How about image tiling? Any one user can command the display screen. How about two? Three? Four or more users? Given the low cost and size of LCD displays today (and their full HD resolution), there’s no reason why we can’t easily show four, five, and even six simultaneous images on the screen, re-sized and tiled automatically by our collaboration hub. By adding support for a second screen, we can expand that to 12 simultaneous images.
The next step is to tackle the trickiest problem of all—streaming video. As we learned earlier, TCP/ IP isn’t a good choice for real-time video playback; not unless we add some sort of real-time transport protocol with adaptive bitrate streaming to support the higher frame rates (30 Hz and 60 Hz) that tablets and phones are capable of when operating in playback mode.
Surprisingly, none of the current collaboration hub products can do this. Yet, video streaming problems through collaboration hubs are still the #1 complaint of end users, particularly in the higher education market.
But our ideal collaboration hub will support full-motion 1080p/60 video streaming from multiple platforms—Windows, Mac OS, and even Android. Not 15-frame video, not 30-frame video—full 60-frame video, free of dropped frames and frozen images. And it will do this over conventional TCP/IP wired and wireless networks with no special protocols required.
While we’re at it, why not include the ability to show the main display screen on our tablet or smartphone? (And all simultaneous images, too.) That function is easy enough to implement, as is an electronic whiteboard overlay for annotation and picture-in-picture (PiP). If our primary display is a touchscreen monitor, then its functions should also be supported by our hub.
Let’s finish off the package with native app hosting, multi-user file editing and manipulation in real time, and quick file sharing capabilities. If one user wants to send another a file, they simply send it while a session is in progress. If several members want to mark up or edit a document, they simply edit it. And we can also support remote users who log in via Skype, Lync, WebEx, GoToMeeting, and other conferencing programs.
A big leap forward

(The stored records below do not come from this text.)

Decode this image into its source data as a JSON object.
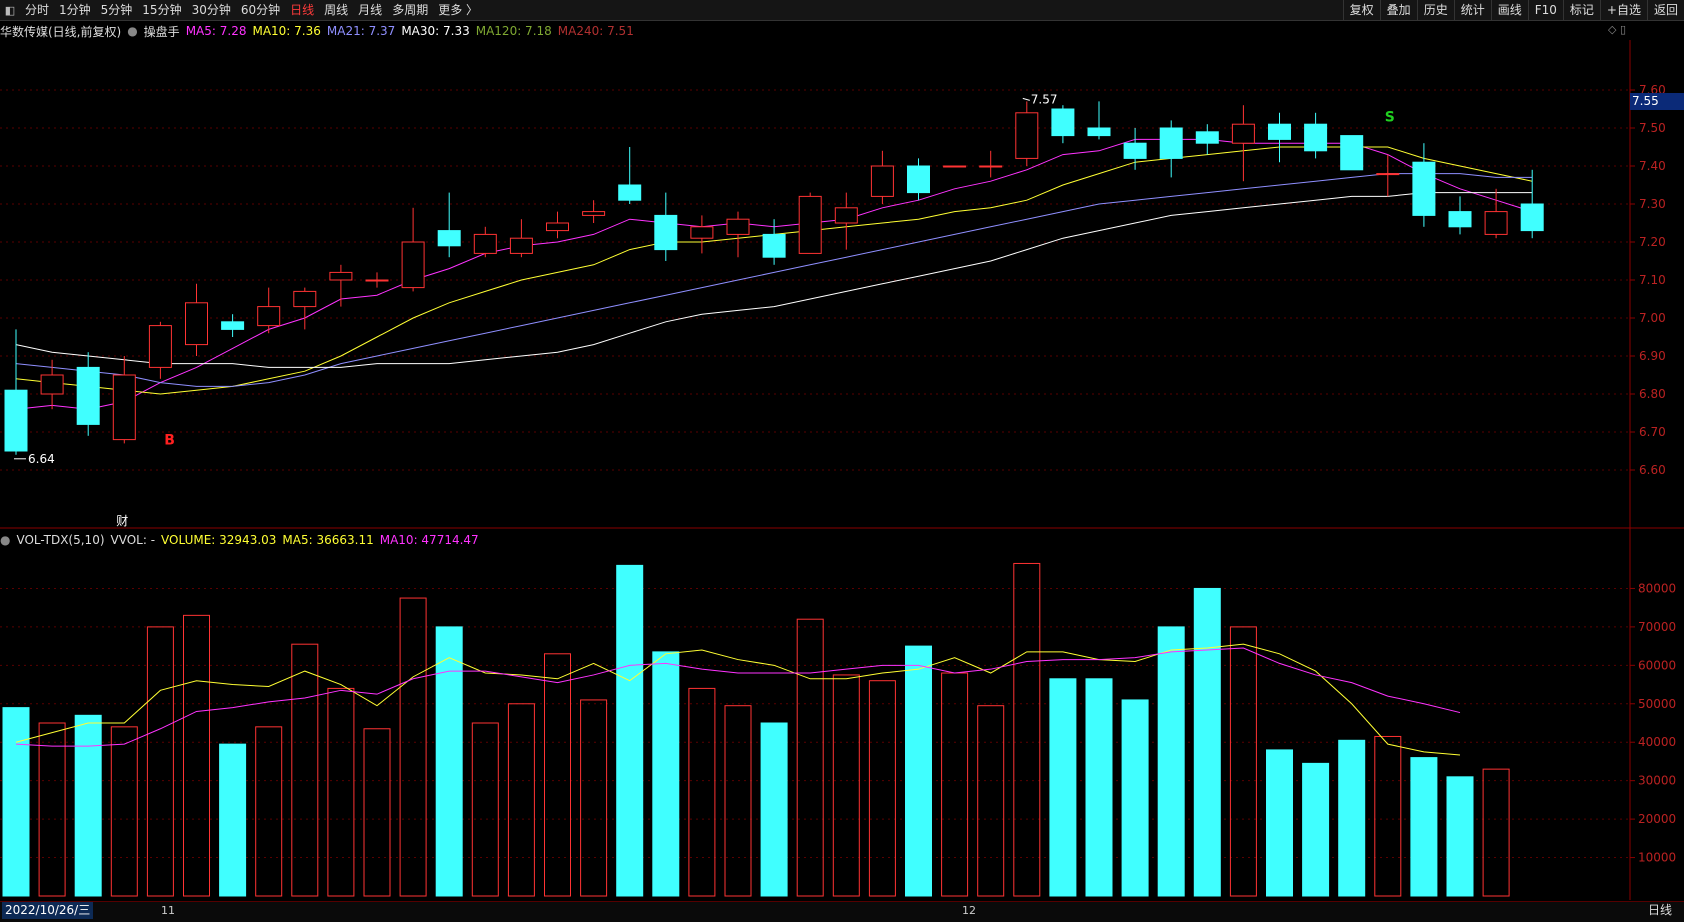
{
  "toolbar": {
    "tabs": [
      {
        "label": "分时",
        "active": false
      },
      {
        "label": "1分钟",
        "active": false
      },
      {
        "label": "5分钟",
        "active": false
      },
      {
        "label": "15分钟",
        "active": false
      },
      {
        "label": "30分钟",
        "active": false
      },
      {
        "label": "60分钟",
        "active": false
      },
      {
        "label": "日线",
        "active": true
      },
      {
        "label": "周线",
        "active": false
      },
      {
        "label": "月线",
        "active": false
      },
      {
        "label": "多周期",
        "active": false
      },
      {
        "label": "更多 〉",
        "active": false
      }
    ],
    "right_tools": [
      "复权",
      "叠加",
      "历史",
      "统计",
      "画线",
      "F10",
      "标记",
      "+自选",
      "返回"
    ]
  },
  "price_info": {
    "stock": "华数传媒(日线,前复权)",
    "indicator": "操盘手",
    "ma": [
      {
        "label": "MA5: 7.28",
        "color": "#ff33ff"
      },
      {
        "label": "MA10: 7.36",
        "color": "#ffff33"
      },
      {
        "label": "MA21: 7.37",
        "color": "#8f8fff"
      },
      {
        "label": "MA30: 7.33",
        "color": "#ffffff"
      },
      {
        "label": "MA120: 7.18",
        "color": "#7fa832"
      },
      {
        "label": "MA240: 7.51",
        "color": "#b03030"
      }
    ]
  },
  "vol_info": {
    "name": "VOL-TDX(5,10)",
    "vvol": "VVOL: -",
    "volume": "VOLUME: 32943.03",
    "ma5": "MA5: 36663.11",
    "ma10": "MA10: 47714.47"
  },
  "markers": {
    "high_label": "7.57",
    "low_label": "6.64",
    "buy": "B",
    "sell": "S",
    "finance": "财",
    "current_price": "7.55"
  },
  "colors": {
    "up": "#ff3333",
    "down": "#40ffff",
    "grid": "#5a0000",
    "axis": "#c0c0c0"
  },
  "x_axis": {
    "date": "2022/10/26/三",
    "month_11": "11",
    "month_12": "12",
    "period": "日线"
  },
  "chart_data": [
    {
      "type": "candlestick",
      "title": "华数传媒(日线,前复权)",
      "ylim": [
        6.6,
        7.6
      ],
      "y_ticks": [
        "7.60",
        "7.50",
        "7.40",
        "7.30",
        "7.20",
        "7.10",
        "7.00",
        "6.90",
        "6.80",
        "6.70",
        "6.60"
      ],
      "candles": [
        {
          "o": 6.81,
          "h": 6.97,
          "l": 6.64,
          "c": 6.65
        },
        {
          "o": 6.8,
          "h": 6.89,
          "l": 6.76,
          "c": 6.85
        },
        {
          "o": 6.87,
          "h": 6.91,
          "l": 6.69,
          "c": 6.72
        },
        {
          "o": 6.68,
          "h": 6.9,
          "l": 6.67,
          "c": 6.85
        },
        {
          "o": 6.87,
          "h": 6.99,
          "l": 6.84,
          "c": 6.98
        },
        {
          "o": 6.93,
          "h": 7.09,
          "l": 6.9,
          "c": 7.04
        },
        {
          "o": 6.99,
          "h": 7.01,
          "l": 6.95,
          "c": 6.97
        },
        {
          "o": 6.98,
          "h": 7.08,
          "l": 6.96,
          "c": 7.03
        },
        {
          "o": 7.03,
          "h": 7.08,
          "l": 6.97,
          "c": 7.07
        },
        {
          "o": 7.1,
          "h": 7.14,
          "l": 7.03,
          "c": 7.12
        },
        {
          "o": 7.1,
          "h": 7.12,
          "l": 7.08,
          "c": 7.1
        },
        {
          "o": 7.08,
          "h": 7.29,
          "l": 7.07,
          "c": 7.2
        },
        {
          "o": 7.23,
          "h": 7.33,
          "l": 7.16,
          "c": 7.19
        },
        {
          "o": 7.17,
          "h": 7.24,
          "l": 7.16,
          "c": 7.22
        },
        {
          "o": 7.17,
          "h": 7.26,
          "l": 7.16,
          "c": 7.21
        },
        {
          "o": 7.23,
          "h": 7.28,
          "l": 7.21,
          "c": 7.25
        },
        {
          "o": 7.27,
          "h": 7.31,
          "l": 7.25,
          "c": 7.28
        },
        {
          "o": 7.35,
          "h": 7.45,
          "l": 7.3,
          "c": 7.31
        },
        {
          "o": 7.27,
          "h": 7.33,
          "l": 7.15,
          "c": 7.18
        },
        {
          "o": 7.21,
          "h": 7.27,
          "l": 7.17,
          "c": 7.24
        },
        {
          "o": 7.22,
          "h": 7.28,
          "l": 7.16,
          "c": 7.26
        },
        {
          "o": 7.22,
          "h": 7.26,
          "l": 7.14,
          "c": 7.16
        },
        {
          "o": 7.17,
          "h": 7.33,
          "l": 7.17,
          "c": 7.32
        },
        {
          "o": 7.25,
          "h": 7.33,
          "l": 7.18,
          "c": 7.29
        },
        {
          "o": 7.32,
          "h": 7.44,
          "l": 7.3,
          "c": 7.4
        },
        {
          "o": 7.4,
          "h": 7.42,
          "l": 7.31,
          "c": 7.33
        },
        {
          "o": 7.4,
          "h": 7.4,
          "l": 7.4,
          "c": 7.4
        },
        {
          "o": 7.4,
          "h": 7.44,
          "l": 7.37,
          "c": 7.4
        },
        {
          "o": 7.42,
          "h": 7.57,
          "l": 7.4,
          "c": 7.54
        },
        {
          "o": 7.55,
          "h": 7.56,
          "l": 7.46,
          "c": 7.48
        },
        {
          "o": 7.5,
          "h": 7.57,
          "l": 7.47,
          "c": 7.48
        },
        {
          "o": 7.46,
          "h": 7.5,
          "l": 7.39,
          "c": 7.42
        },
        {
          "o": 7.5,
          "h": 7.52,
          "l": 7.37,
          "c": 7.42
        },
        {
          "o": 7.49,
          "h": 7.51,
          "l": 7.43,
          "c": 7.46
        },
        {
          "o": 7.46,
          "h": 7.56,
          "l": 7.36,
          "c": 7.51
        },
        {
          "o": 7.51,
          "h": 7.54,
          "l": 7.41,
          "c": 7.47
        },
        {
          "o": 7.51,
          "h": 7.54,
          "l": 7.42,
          "c": 7.44
        },
        {
          "o": 7.48,
          "h": 7.48,
          "l": 7.39,
          "c": 7.39
        },
        {
          "o": 7.38,
          "h": 7.43,
          "l": 7.32,
          "c": 7.38
        },
        {
          "o": 7.41,
          "h": 7.46,
          "l": 7.24,
          "c": 7.27
        },
        {
          "o": 7.28,
          "h": 7.32,
          "l": 7.22,
          "c": 7.24
        },
        {
          "o": 7.22,
          "h": 7.34,
          "l": 7.21,
          "c": 7.28
        },
        {
          "o": 7.3,
          "h": 7.39,
          "l": 7.21,
          "c": 7.23
        }
      ],
      "series": [
        {
          "name": "MA5",
          "color": "#ff33ff",
          "values": [
            6.76,
            6.77,
            6.76,
            6.78,
            6.83,
            6.87,
            6.92,
            6.97,
            7.0,
            7.05,
            7.06,
            7.1,
            7.13,
            7.17,
            7.19,
            7.2,
            7.22,
            7.26,
            7.25,
            7.24,
            7.25,
            7.24,
            7.25,
            7.26,
            7.29,
            7.31,
            7.34,
            7.36,
            7.39,
            7.43,
            7.44,
            7.47,
            7.47,
            7.47,
            7.46,
            7.46,
            7.46,
            7.46,
            7.43,
            7.38,
            7.34,
            7.31,
            7.28
          ]
        },
        {
          "name": "MA10",
          "color": "#ffff33",
          "values": [
            6.84,
            6.83,
            6.82,
            6.81,
            6.8,
            6.81,
            6.82,
            6.84,
            6.86,
            6.9,
            6.95,
            7.0,
            7.04,
            7.07,
            7.1,
            7.12,
            7.14,
            7.18,
            7.2,
            7.2,
            7.21,
            7.22,
            7.23,
            7.24,
            7.25,
            7.26,
            7.28,
            7.29,
            7.31,
            7.35,
            7.38,
            7.41,
            7.42,
            7.43,
            7.44,
            7.45,
            7.45,
            7.45,
            7.45,
            7.42,
            7.4,
            7.38,
            7.36
          ]
        },
        {
          "name": "MA21",
          "color": "#8f8fff",
          "values": [
            6.88,
            6.87,
            6.86,
            6.85,
            6.83,
            6.82,
            6.82,
            6.83,
            6.85,
            6.88,
            6.9,
            6.92,
            6.94,
            6.96,
            6.98,
            7.0,
            7.02,
            7.04,
            7.06,
            7.08,
            7.1,
            7.12,
            7.14,
            7.16,
            7.18,
            7.2,
            7.22,
            7.24,
            7.26,
            7.28,
            7.3,
            7.31,
            7.32,
            7.33,
            7.34,
            7.35,
            7.36,
            7.37,
            7.38,
            7.38,
            7.38,
            7.37,
            7.37
          ]
        },
        {
          "name": "MA30",
          "color": "#ffffff",
          "values": [
            6.93,
            6.91,
            6.9,
            6.89,
            6.88,
            6.88,
            6.88,
            6.87,
            6.87,
            6.87,
            6.88,
            6.88,
            6.88,
            6.89,
            6.9,
            6.91,
            6.93,
            6.96,
            6.99,
            7.01,
            7.02,
            7.03,
            7.05,
            7.07,
            7.09,
            7.11,
            7.13,
            7.15,
            7.18,
            7.21,
            7.23,
            7.25,
            7.27,
            7.28,
            7.29,
            7.3,
            7.31,
            7.32,
            7.32,
            7.33,
            7.33,
            7.33,
            7.33
          ]
        }
      ]
    },
    {
      "type": "bar",
      "title": "VOL-TDX(5,10)",
      "ylim": [
        0,
        90000
      ],
      "y_ticks": [
        "80000",
        "70000",
        "60000",
        "50000",
        "40000",
        "30000",
        "20000",
        "10000"
      ],
      "values": [
        49000,
        45000,
        47000,
        44000,
        70000,
        73000,
        39500,
        44000,
        65500,
        54000,
        43500,
        77500,
        70000,
        45000,
        50000,
        63000,
        51000,
        86000,
        63500,
        54000,
        49500,
        45000,
        72000,
        57500,
        56000,
        65000,
        58000,
        49500,
        86500,
        56500,
        56500,
        51000,
        70000,
        80000,
        70000,
        38000,
        34500,
        40500,
        41500,
        36000,
        31000,
        33000
      ],
      "series": [
        {
          "name": "MA5",
          "color": "#ffff33",
          "values": [
            40000,
            42500,
            45000,
            45000,
            53500,
            56000,
            55000,
            54500,
            58500,
            55000,
            49500,
            57000,
            62000,
            58000,
            57500,
            56500,
            60500,
            56000,
            63000,
            64000,
            61500,
            60000,
            56500,
            56500,
            58000,
            59000,
            62000,
            58000,
            63500,
            63500,
            61500,
            61000,
            64000,
            64500,
            65500,
            63000,
            58500,
            50000,
            39500,
            37500,
            36663
          ]
        },
        {
          "name": "MA10",
          "color": "#ff33ff",
          "values": [
            39500,
            39000,
            39000,
            39500,
            43500,
            48000,
            49000,
            50500,
            51500,
            53500,
            52500,
            56500,
            58500,
            58500,
            57000,
            55500,
            57500,
            60000,
            60500,
            59000,
            58000,
            58000,
            58000,
            59000,
            60000,
            60000,
            58000,
            59000,
            61000,
            61500,
            61500,
            62000,
            63500,
            64000,
            64500,
            60500,
            57500,
            55500,
            52000,
            50000,
            47714
          ]
        }
      ]
    }
  ]
}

The system we’ve created looks and works a lot differently than any collaboration hub product offered today. But the truth is; none of the technology it relies on is exotic. What’s different about our collaboration hub is that it mixes and matches apps, protocols, image processing, and interactivity to best advantage. It’s just a more intelligent approach.
Now, we have a collaboration hub product that is really designed for end users, and not for engineers who appreciate technical complexity. What’s more, we can use this new hub with existing AV switching and distribution equipment to expand its capabilities, such as connecting multiple digital display inputs and outputs, or using wireless HDMI to connect our collaboration hub to displays that are mounted in in so-called “ad hoc” meeting spaces with no walls and high ceilings.
Best of all, our collaboration hub is platform-agnostic: Mac Os, Android, or Windows will all work with this system, free of dongles or other hardware plug-ins. Logging in is an intuitive process, as is file sharing, annotation, and exchanging ideas. All of these features and advances add up to define a big leap forward for collaboration systems in the age of “Bring Your Own Devices”.
Peter Putnam is a technology consultant with Kramer Electronics USA.